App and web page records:
● ● ● ●

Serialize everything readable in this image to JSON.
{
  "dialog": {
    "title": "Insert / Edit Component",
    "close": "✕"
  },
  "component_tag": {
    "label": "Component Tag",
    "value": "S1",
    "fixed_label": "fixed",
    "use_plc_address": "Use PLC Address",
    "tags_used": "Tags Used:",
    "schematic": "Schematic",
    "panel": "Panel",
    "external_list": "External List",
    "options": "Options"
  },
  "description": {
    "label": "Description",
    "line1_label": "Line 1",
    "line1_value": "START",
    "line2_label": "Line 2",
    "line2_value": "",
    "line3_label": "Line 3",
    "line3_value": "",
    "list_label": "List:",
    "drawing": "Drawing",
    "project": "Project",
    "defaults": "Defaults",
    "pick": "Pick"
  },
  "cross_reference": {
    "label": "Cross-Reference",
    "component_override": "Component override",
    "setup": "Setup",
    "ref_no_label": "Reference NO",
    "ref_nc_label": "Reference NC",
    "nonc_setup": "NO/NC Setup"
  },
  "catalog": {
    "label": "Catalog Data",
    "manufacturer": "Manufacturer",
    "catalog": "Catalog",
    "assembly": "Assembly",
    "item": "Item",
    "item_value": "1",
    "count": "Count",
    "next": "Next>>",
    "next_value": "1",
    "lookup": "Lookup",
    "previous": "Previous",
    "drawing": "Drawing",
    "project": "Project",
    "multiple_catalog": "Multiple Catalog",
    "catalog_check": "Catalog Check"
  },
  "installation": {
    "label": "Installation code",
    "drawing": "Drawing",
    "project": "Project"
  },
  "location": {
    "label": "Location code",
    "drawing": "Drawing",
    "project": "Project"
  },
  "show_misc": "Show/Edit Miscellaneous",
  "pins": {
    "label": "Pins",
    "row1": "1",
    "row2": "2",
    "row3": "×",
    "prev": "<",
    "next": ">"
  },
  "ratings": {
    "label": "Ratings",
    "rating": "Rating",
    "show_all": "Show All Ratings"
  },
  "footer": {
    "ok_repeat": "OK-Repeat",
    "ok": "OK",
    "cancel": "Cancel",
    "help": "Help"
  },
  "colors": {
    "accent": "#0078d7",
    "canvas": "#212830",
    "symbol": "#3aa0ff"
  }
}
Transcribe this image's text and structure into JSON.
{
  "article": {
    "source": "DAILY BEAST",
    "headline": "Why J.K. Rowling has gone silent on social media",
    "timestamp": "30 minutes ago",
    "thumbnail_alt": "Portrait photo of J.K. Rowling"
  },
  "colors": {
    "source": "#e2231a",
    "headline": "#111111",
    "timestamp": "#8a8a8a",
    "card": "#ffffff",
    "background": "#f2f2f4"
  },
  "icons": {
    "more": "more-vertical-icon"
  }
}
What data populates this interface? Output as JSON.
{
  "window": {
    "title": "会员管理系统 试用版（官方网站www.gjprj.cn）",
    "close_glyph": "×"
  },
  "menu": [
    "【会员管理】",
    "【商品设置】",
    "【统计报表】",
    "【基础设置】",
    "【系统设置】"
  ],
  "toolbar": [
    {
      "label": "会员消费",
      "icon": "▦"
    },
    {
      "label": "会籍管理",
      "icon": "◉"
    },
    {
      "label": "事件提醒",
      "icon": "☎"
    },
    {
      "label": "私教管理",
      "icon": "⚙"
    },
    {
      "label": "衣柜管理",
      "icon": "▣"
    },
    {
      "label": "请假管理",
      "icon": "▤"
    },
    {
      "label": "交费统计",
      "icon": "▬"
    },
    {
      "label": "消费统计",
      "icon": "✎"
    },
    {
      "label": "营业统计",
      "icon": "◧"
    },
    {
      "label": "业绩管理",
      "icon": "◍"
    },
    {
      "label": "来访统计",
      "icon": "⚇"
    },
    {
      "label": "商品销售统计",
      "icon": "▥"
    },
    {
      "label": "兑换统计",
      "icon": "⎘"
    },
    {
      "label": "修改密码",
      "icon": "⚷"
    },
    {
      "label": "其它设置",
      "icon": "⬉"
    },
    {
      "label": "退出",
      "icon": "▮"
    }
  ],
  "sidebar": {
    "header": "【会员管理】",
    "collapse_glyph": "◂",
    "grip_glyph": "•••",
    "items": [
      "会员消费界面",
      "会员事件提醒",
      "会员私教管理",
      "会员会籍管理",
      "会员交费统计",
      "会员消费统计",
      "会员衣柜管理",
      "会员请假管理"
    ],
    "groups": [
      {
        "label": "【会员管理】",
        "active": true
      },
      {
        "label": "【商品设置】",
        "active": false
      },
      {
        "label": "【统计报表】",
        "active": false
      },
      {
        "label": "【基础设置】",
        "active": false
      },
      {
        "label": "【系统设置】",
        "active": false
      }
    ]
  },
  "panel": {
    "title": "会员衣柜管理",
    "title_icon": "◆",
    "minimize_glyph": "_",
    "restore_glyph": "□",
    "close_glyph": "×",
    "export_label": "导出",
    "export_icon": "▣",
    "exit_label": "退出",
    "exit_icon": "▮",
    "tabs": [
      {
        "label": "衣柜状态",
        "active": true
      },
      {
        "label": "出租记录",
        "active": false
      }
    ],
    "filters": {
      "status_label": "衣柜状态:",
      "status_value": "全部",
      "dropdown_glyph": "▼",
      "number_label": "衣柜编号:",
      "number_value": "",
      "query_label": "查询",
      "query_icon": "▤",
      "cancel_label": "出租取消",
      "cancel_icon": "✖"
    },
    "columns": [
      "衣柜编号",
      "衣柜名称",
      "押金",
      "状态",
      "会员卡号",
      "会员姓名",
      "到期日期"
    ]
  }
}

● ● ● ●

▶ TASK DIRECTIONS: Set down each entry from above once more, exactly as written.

▶ RESULT OF THE EXERCISE:
Serialize everything readable in this image to JSON.
{
  "dialog": {
    "title": "Insert / Edit Component",
    "close": "✕"
  },
  "component_tag": {
    "label": "Component Tag",
    "value": "S1",
    "fixed_label": "fixed",
    "use_plc_address": "Use PLC Address",
    "tags_used": "Tags Used:",
    "schematic": "Schematic",
    "panel": "Panel",
    "external_list": "External List",
    "options": "Options"
  },
  "description": {
    "label": "Description",
    "line1_label": "Line 1",
    "line1_value": "START",
    "line2_label": "Line 2",
    "line2_value": "",
    "line3_label": "Line 3",
    "line3_value": "",
    "list_label": "List:",
    "drawing": "Drawing",
    "project": "Project",
    "defaults": "Defaults",
    "pick": "Pick"
  },
  "cross_reference": {
    "label": "Cross-Reference",
    "component_override": "Component override",
    "setup": "Setup",
    "ref_no_label": "Reference NO",
    "ref_nc_label": "Reference NC",
    "nonc_setup": "NO/NC Setup"
  },
  "catalog": {
    "label": "Catalog Data",
    "manufacturer": "Manufacturer",
    "catalog": "Catalog",
    "assembly": "Assembly",
    "item": "Item",
    "item_value": "1",
    "count": "Count",
    "next": "Next>>",
    "next_value": "1",
    "lookup": "Lookup",
    "previous": "Previous",
    "drawing": "Drawing",
    "project": "Project",
    "multiple_catalog": "Multiple Catalog",
    "catalog_check": "Catalog Check"
  },
  "installation": {
    "label": "Installation code",
    "drawing": "Drawing",
    "project": "Project"
  },
  "location": {
    "label": "Location code",
    "drawing": "Drawing",
    "project": "Project"
  },
  "show_misc": "Show/Edit Miscellaneous",
  "pins": {
    "label": "Pins",
    "row1": "1",
    "row2": "2",
    "row3": "×",
    "prev": "<",
    "next": ">"
  },
  "ratings": {
    "label": "Ratings",
    "rating": "Rating",
    "show_all": "Show All Ratings"
  },
  "footer": {
    "ok_repeat": "OK-Repeat",
    "ok": "OK",
    "cancel": "Cancel",
    "help": "Help"
  },
  "colors": {
    "accent": "#0078d7",
    "canvas": "#212830",
    "symbol": "#3aa0ff"
  }
}
Transcribe this image's text and structure into JSON.
{
  "article": {
    "source": "DAILY BEAST",
    "headline": "Why J.K. Rowling has gone silent on social media",
    "timestamp": "30 minutes ago",
    "thumbnail_alt": "Portrait photo of J.K. Rowling"
  },
  "colors": {
    "source": "#e2231a",
    "headline": "#111111",
    "timestamp": "#8a8a8a",
    "card": "#ffffff",
    "background": "#f2f2f4"
  },
  "icons": {
    "more": "more-vertical-icon"
  }
}
What data populates this interface? Output as JSON.
{
  "window": {
    "title": "会员管理系统 试用版（官方网站www.gjprj.cn）",
    "close_glyph": "×"
  },
  "menu": [
    "【会员管理】",
    "【商品设置】",
    "【统计报表】",
    "【基础设置】",
    "【系统设置】"
  ],
  "toolbar": [
    {
      "label": "会员消费",
      "icon": "▦"
    },
    {
      "label": "会籍管理",
      "icon": "◉"
    },
    {
      "label": "事件提醒",
      "icon": "☎"
    },
    {
      "label": "私教管理",
      "icon": "⚙"
    },
    {
      "label": "衣柜管理",
      "icon": "▣"
    },
    {
      "label": "请假管理",
      "icon": "▤"
    },
    {
      "label": "交费统计",
      "icon": "▬"
    },
    {
      "label": "消费统计",
      "icon": "✎"
    },
    {
      "label": "营业统计",
      "icon": "◧"
    },
    {
      "label": "业绩管理",
      "icon": "◍"
    },
    {
      "label": "来访统计",
      "icon": "⚇"
    },
    {
      "label": "商品销售统计",
      "icon": "▥"
    },
    {
      "label": "兑换统计",
      "icon": "⎘"
    },
    {
      "label": "修改密码",
      "icon": "⚷"
    },
    {
      "label": "其它设置",
      "icon": "⬉"
    },
    {
      "label": "退出",
      "icon": "▮"
    }
  ],
  "sidebar": {
    "header": "【会员管理】",
    "collapse_glyph": "◂",
    "grip_glyph": "•••",
    "items": [
      "会员消费界面",
      "会员事件提醒",
      "会员私教管理",
      "会员会籍管理",
      "会员交费统计",
      "会员消费统计",
      "会员衣柜管理",
      "会员请假管理"
    ],
    "groups": [
      {
        "label": "【会员管理】",
        "active": true
      },
      {
        "label": "【商品设置】",
        "active": false
      },
      {
        "label": "【统计报表】",
        "active": false
      },
      {
        "label": "【基础设置】",
        "active": false
      },
      {
        "label": "【系统设置】",
        "active": false
      }
    ]
  },
  "panel": {
    "title": "会员衣柜管理",
    "title_icon": "◆",
    "minimize_glyph": "_",
    "restore_glyph": "□",
    "close_glyph": "×",
    "export_label": "导出",
    "export_icon": "▣",
    "exit_label": "退出",
    "exit_icon": "▮",
    "tabs": [
      {
        "label": "衣柜状态",
        "active": true
      },
      {
        "label": "出租记录",
        "active": false
      }
    ],
    "filters": {
      "status_label": "衣柜状态:",
      "status_value": "全部",
      "dropdown_glyph": "▼",
      "number_label": "衣柜编号:",
      "number_value": "",
      "query_label": "查询",
      "query_icon": "▤",
      "cancel_label": "出租取消",
      "cancel_icon": "✖"
    },
    "columns": [
      "衣柜编号",
      "衣柜名称",
      "押金",
      "状态",
      "会员卡号",
      "会员姓名",
      "到期日期"
    ]
  }
}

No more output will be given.